The woman had been crying by then.
‘She was born in autumn and her father passed away the next...’
I did not have time to listen to her story so I had stopped her midway and told her, ‘Bring her to the ENT specialist tomorrow. Maybe there’s something wrong with her throat.’
Having said that I had turned to leave. Suffering people came to the hospital every day and she had been one among many. A question addressed to my departing back had stopped me in my tracks.
‘Aapa, will Bakuli never speak again?’
‘I really can’t say.’
‘Aapa, wait a moment, please. You are very kind. Please help me
so Bakuli can speak again. Where will I go with her, what will I do?’
While walking away, I had replied, ‘Come and see the doctor tomorrow. See what he says.’
I had come out of the main gate of the hospital and found a rickshaw. Bakuli was still sitting like before and her mother was staring after me. The entire way back her words had kept echoing in my head.
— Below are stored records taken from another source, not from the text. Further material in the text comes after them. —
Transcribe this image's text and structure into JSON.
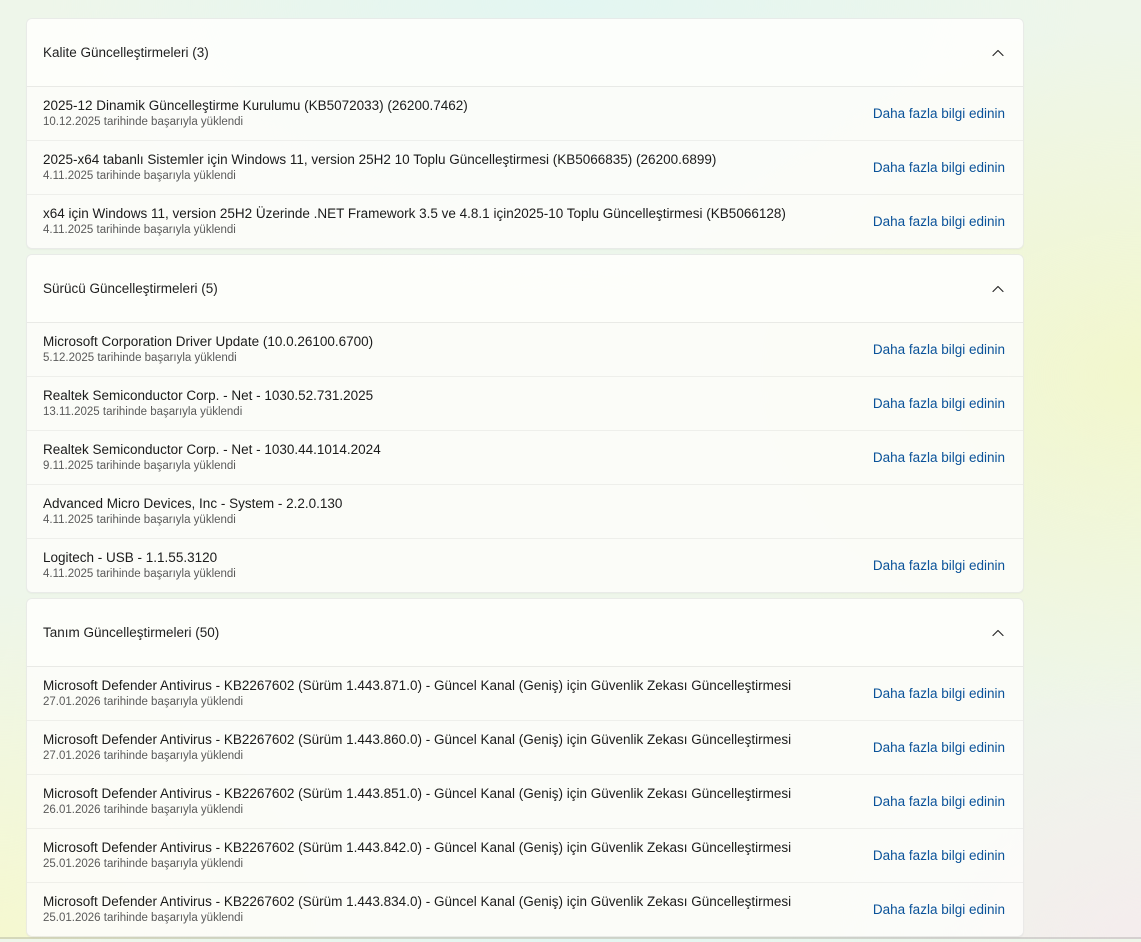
{
  "sections": [
    {
      "title": "Kalite Güncelleştirmeleri (3)",
      "rows": [
        {
          "title": "2025-12 Dinamik Güncelleştirme Kurulumu (KB5072033) (26200.7462)",
          "subtitle": "10.12.2025 tarihinde başarıyla yüklendi",
          "link": "Daha fazla bilgi edinin"
        },
        {
          "title": "2025-x64 tabanlı Sistemler için Windows 11, version 25H2 10 Toplu Güncelleştirmesi (KB5066835) (26200.6899)",
          "subtitle": "4.11.2025 tarihinde başarıyla yüklendi",
          "link": "Daha fazla bilgi edinin"
        },
        {
          "title": "x64 için Windows 11, version 25H2 Üzerinde .NET Framework 3.5 ve 4.8.1 için2025-10 Toplu Güncelleştirmesi (KB5066128)",
          "subtitle": "4.11.2025 tarihinde başarıyla yüklendi",
          "link": "Daha fazla bilgi edinin"
        }
      ]
    },
    {
      "title": "Sürücü Güncelleştirmeleri (5)",
      "rows": [
        {
          "title": "Microsoft Corporation Driver Update (10.0.26100.6700)",
          "subtitle": "5.12.2025 tarihinde başarıyla yüklendi",
          "link": "Daha fazla bilgi edinin"
        },
        {
          "title": "Realtek Semiconductor Corp. - Net - 1030.52.731.2025",
          "subtitle": "13.11.2025 tarihinde başarıyla yüklendi",
          "link": "Daha fazla bilgi edinin"
        },
        {
          "title": "Realtek Semiconductor Corp. - Net - 1030.44.1014.2024",
          "subtitle": "9.11.2025 tarihinde başarıyla yüklendi",
          "link": "Daha fazla bilgi edinin"
        },
        {
          "title": "Advanced Micro Devices, Inc - System - 2.2.0.130",
          "subtitle": "4.11.2025 tarihinde başarıyla yüklendi",
          "link": ""
        },
        {
          "title": "Logitech - USB - 1.1.55.3120",
          "subtitle": "4.11.2025 tarihinde başarıyla yüklendi",
          "link": "Daha fazla bilgi edinin"
        }
      ]
    },
    {
      "title": "Tanım Güncelleştirmeleri (50)",
      "rows": [
        {
          "title": "Microsoft Defender Antivirus - KB2267602 (Sürüm 1.443.871.0) - Güncel Kanal (Geniş) için Güvenlik Zekası Güncelleştirmesi",
          "subtitle": "27.01.2026 tarihinde başarıyla yüklendi",
          "link": "Daha fazla bilgi edinin"
        },
        {
          "title": "Microsoft Defender Antivirus - KB2267602 (Sürüm 1.443.860.0) - Güncel Kanal (Geniş) için Güvenlik Zekası Güncelleştirmesi",
          "subtitle": "27.01.2026 tarihinde başarıyla yüklendi",
          "link": "Daha fazla bilgi edinin"
        },
        {
          "title": "Microsoft Defender Antivirus - KB2267602 (Sürüm 1.443.851.0) - Güncel Kanal (Geniş) için Güvenlik Zekası Güncelleştirmesi",
          "subtitle": "26.01.2026 tarihinde başarıyla yüklendi",
          "link": "Daha fazla bilgi edinin"
        },
        {
          "title": "Microsoft Defender Antivirus - KB2267602 (Sürüm 1.443.842.0) - Güncel Kanal (Geniş) için Güvenlik Zekası Güncelleştirmesi",
          "subtitle": "25.01.2026 tarihinde başarıyla yüklendi",
          "link": "Daha fazla bilgi edinin"
        },
        {
          "title": "Microsoft Defender Antivirus - KB2267602 (Sürüm 1.443.834.0) - Güncel Kanal (Geniş) için Güvenlik Zekası Güncelleştirmesi",
          "subtitle": "25.01.2026 tarihinde başarıyla yüklendi",
          "link": "Daha fazla bilgi edinin"
        }
      ]
    }
  ],
  "icons": {
    "collapse": "chevron-up-icon"
  },
  "colors": {
    "link": "#0a5299",
    "text": "#1b1b1b",
    "subtext": "#5a5a5a"
  }
}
‘Bakuli, please say something.’
The next day I had checked the outdoor corridor again but there was no sign of them at all. There were so many patients, but neither mother nor daughter could be seen anywhere. Neither were they there the day after. Perhaps they had come back to the hospital, perhaps they had consulted the doctor as per my advice and perhaps the doctor had informed them there was nothing wrong with the girl’s throat.
Surely the mother must have kept on imploring, ‘Bakuli, please say something.’
From that day I always searched for Bakuli in the hospital. I would try and locate her face among the crowd of people in the hospital every day. All I wished to know was if Bakuli had indeed
One edition after another was being commissioned, but I remained in my prison like a convicted criminal. Even the vilest criminals were perhaps not abused as much as I. Guests who came to Abakash would peek in to see how I was doing and so would the dogs and the cats.
I would stare out of the window at the hens and ducks in the courtyard, wishing I could walk freely in the open like them. During my captivity also learnt the true meaning of enslavement. Racked with despair I would scream and keep screaming out loud—everyone listened but no one came to help.
I had nothing except what I was wearing: the sari I had arrived in. Unable to bathe I soon began to stink. There was not a single book I could read, no television I could watch, nor a machine I could play music on. There was not a single person I could talk to…
Extracted with permission.